Clinton On Campaign Trail For An Expansion Of Nato At West Point, He Champions The Entry Of Former Soviet Bloc Nations
In a commencement address to the Army’s next generation of officers, President Clinton launched a long-term campaign Saturday to persuade the American people to support expansion of NATO, which he said is essential to assuring U.S. security in the 21st century.
NATO, the Cold War military alliance formed to deter the Soviet Union from aggression in Europe, is planning to invite three fledgling democracies once locked behind the Iron Curtain - Poland, Hungary and the Czech Republic - to join as full members by 1999. The invitation will be offered at NATO’s summit in Madrid, Spain, on July 8-9.

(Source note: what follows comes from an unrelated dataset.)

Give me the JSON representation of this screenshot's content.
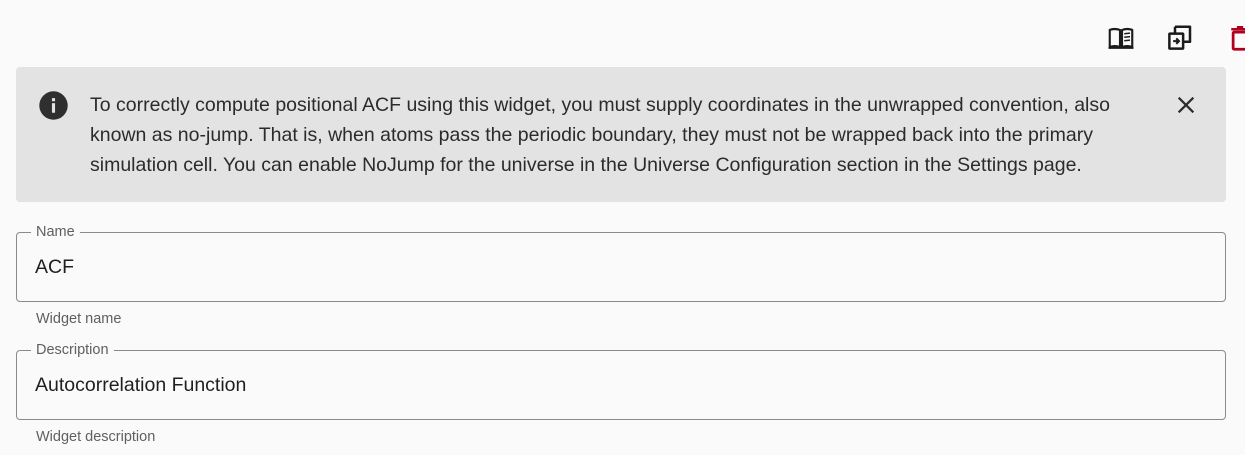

Any NATO expansion would commit U.S. forces to defend new alliance partners against any future attack - an expensive extension of America’s military shield to borders never before guaranteed by Washington.
While little domestic opposition to NATO expansion has surfaced so far, the White House anticipates a fight over the next two years before the Senate approves such a radical change in the NATO treaty.

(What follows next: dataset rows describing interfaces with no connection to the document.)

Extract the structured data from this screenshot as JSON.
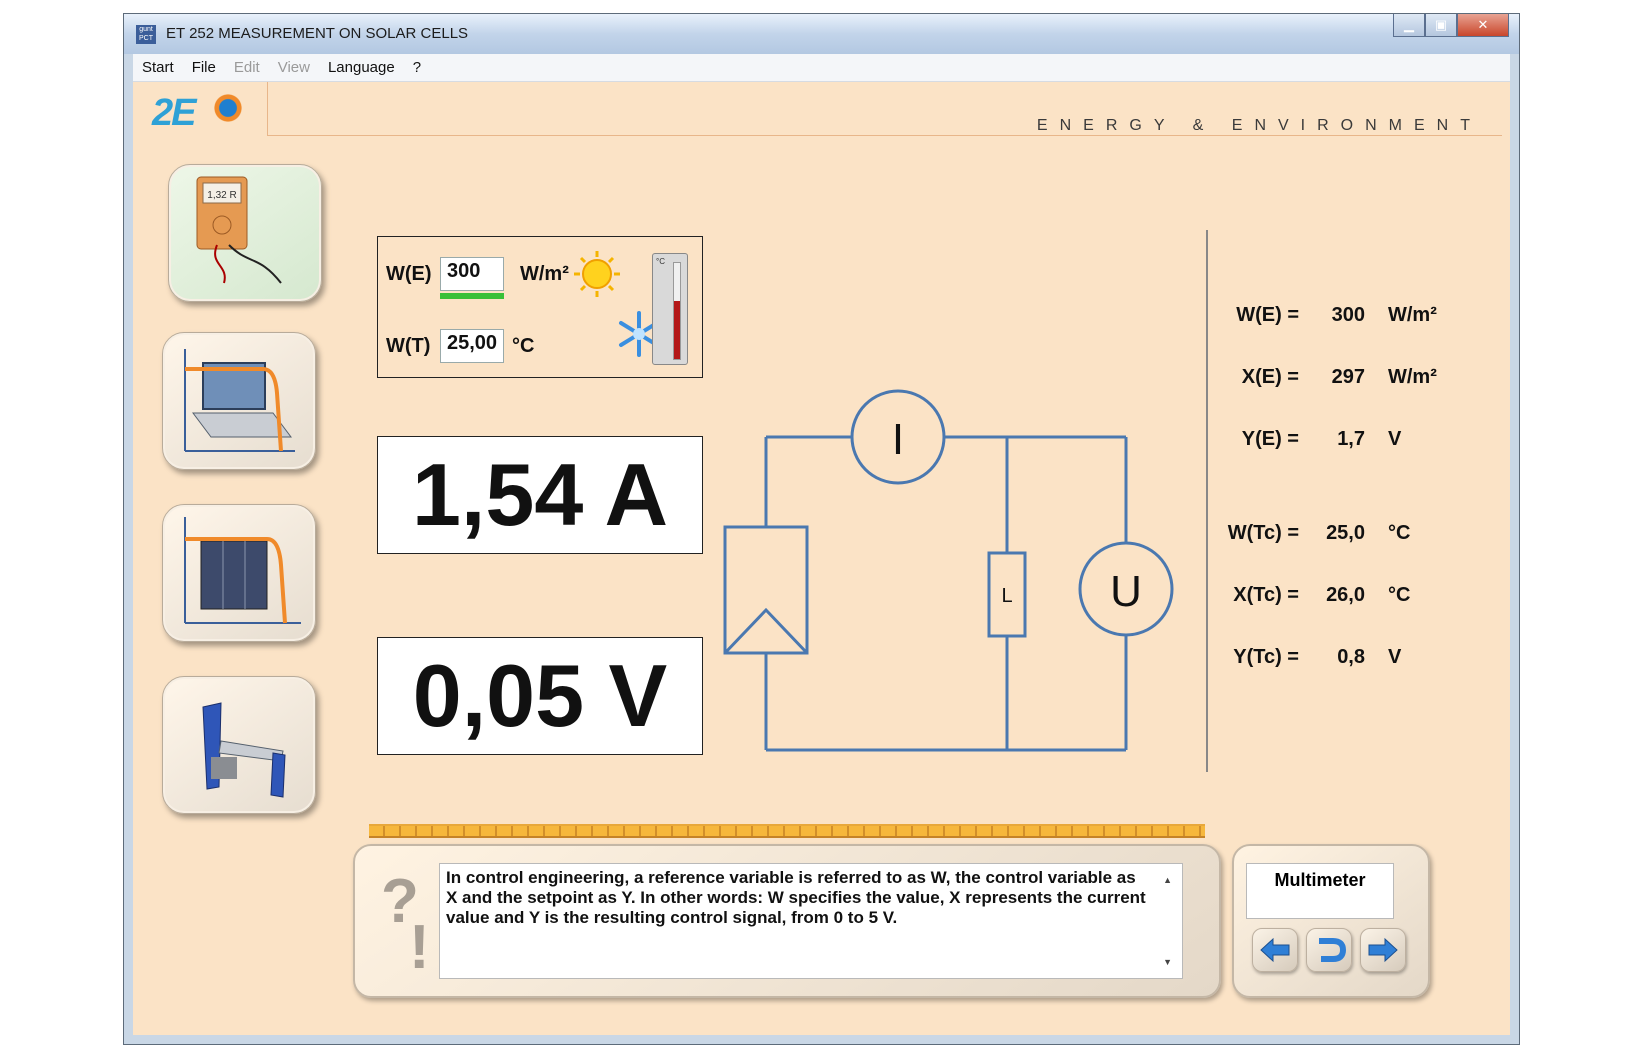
{
  "window": {
    "title": "ET 252 MEASUREMENT ON SOLAR CELLS",
    "app_icon_text": "gunt PCTut"
  },
  "menu": [
    "Start",
    "File",
    "Edit",
    "View",
    "Language",
    "?"
  ],
  "menu_disabled": [
    "Edit",
    "View"
  ],
  "header": {
    "logo_text": "2E",
    "tagline": "ENERGY & ENVIRONMENT"
  },
  "sidebar": {
    "items": [
      {
        "name": "multimeter",
        "display_text": "1,32 R",
        "active": true
      },
      {
        "name": "laptop-curve"
      },
      {
        "name": "solar-cell-curve"
      },
      {
        "name": "test-stand"
      }
    ]
  },
  "setpoints": {
    "we_label": "W(E)",
    "we_value": "300",
    "we_unit": "W/m²",
    "we_level": 1.0,
    "wt_label": "W(T)",
    "wt_value": "25,00",
    "wt_unit": "°C",
    "thermo_unit": "°C",
    "thermo_level": 0.6
  },
  "readouts": {
    "current": "1,54 A",
    "voltage": "0,05 V"
  },
  "circuit": {
    "ammeter": "I",
    "voltmeter": "U",
    "load": "L"
  },
  "measurements": [
    {
      "label": "W(E) =",
      "value": "300",
      "unit": "W/m²"
    },
    {
      "label": "X(E) =",
      "value": "297",
      "unit": "W/m²"
    },
    {
      "label": "Y(E) =",
      "value": "1,7",
      "unit": "V"
    },
    {
      "label": "W(Tc) =",
      "value": "25,0",
      "unit": "°C"
    },
    {
      "label": "X(Tc) =",
      "value": "26,0",
      "unit": "°C"
    },
    {
      "label": "Y(Tc) =",
      "value": "0,8",
      "unit": "V"
    }
  ],
  "help": {
    "text": "In control engineering, a reference variable is referred to as W, the control variable as X and the setpoint as Y.  In other words: W specifies the value, X represents the current value and Y is the resulting control signal, from 0 to 5 V."
  },
  "multimeter_panel": {
    "title": "Multimeter"
  },
  "colors": {
    "background": "#fbe3c6",
    "circuit": "#4a78b0",
    "accent": "#f08a2a"
  }
}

Clinton sought to frame the coming NATO debate on his terms in a 23-minute speech to the 800 men and 96 women graduating from the U.S. Military Academy in West Point and embarking on careers as Army officers.
“Today, our flag of freedom and power flies higher than ever, but because our nation stands at the pinnacle of its power, it also stands at the pinnacle of its responsibility,” Clinton said.
“I firmly believe NATO enlargement is in our national interests. But because it is not without cost and risk, it is appropriate to have an open, full national discussion before proceeding.”
The cost to the United States will be $200 million a year for a decade, Clinton said, citing a Pentagon estimate. Independent analysts, including the Congressional Budget Office and the RAND Corp., a California think tank, have said the costs could be much higher, especially if conflict erupts.
Clinton put the risk to America in personal terms for his young audience, who sat before him on the football field at Michie Stadium dressed in gray tunics, white straps across their chests, and purple sashes at their waists:
“In the years ahead, it means that you could be asked to put your lives on the line for a new NATO member, just as today you can be called upon to defend the freedom of our allies in Western Europe,” Clinton said.
“I weighed these costs very carefully. … I concluded that the benefits of enlargement … decisively outweigh the burdens.”
Clinton ticked off four reasons he believes NATO expansion is wise:
First, “it will strengthen our alliance” and make it better able to meet challenges such as Bosnia, where Poland, Hungary and the Czech Republic already are helping.
Second, it will help “provide a secure climate where freedom, democracy and prosperity” can take root in such states that were formerly captive to Soviet communism.
Third, enlarging NATO “will encourage prospective members to resolve their differences peacefully.”
Fourth, an expanded NATO working in partnership with Russia and other quasi-partners “will erase the artificial line in Europe that Stalin drew, and bring Europe together in security, not keep it apart in instability.”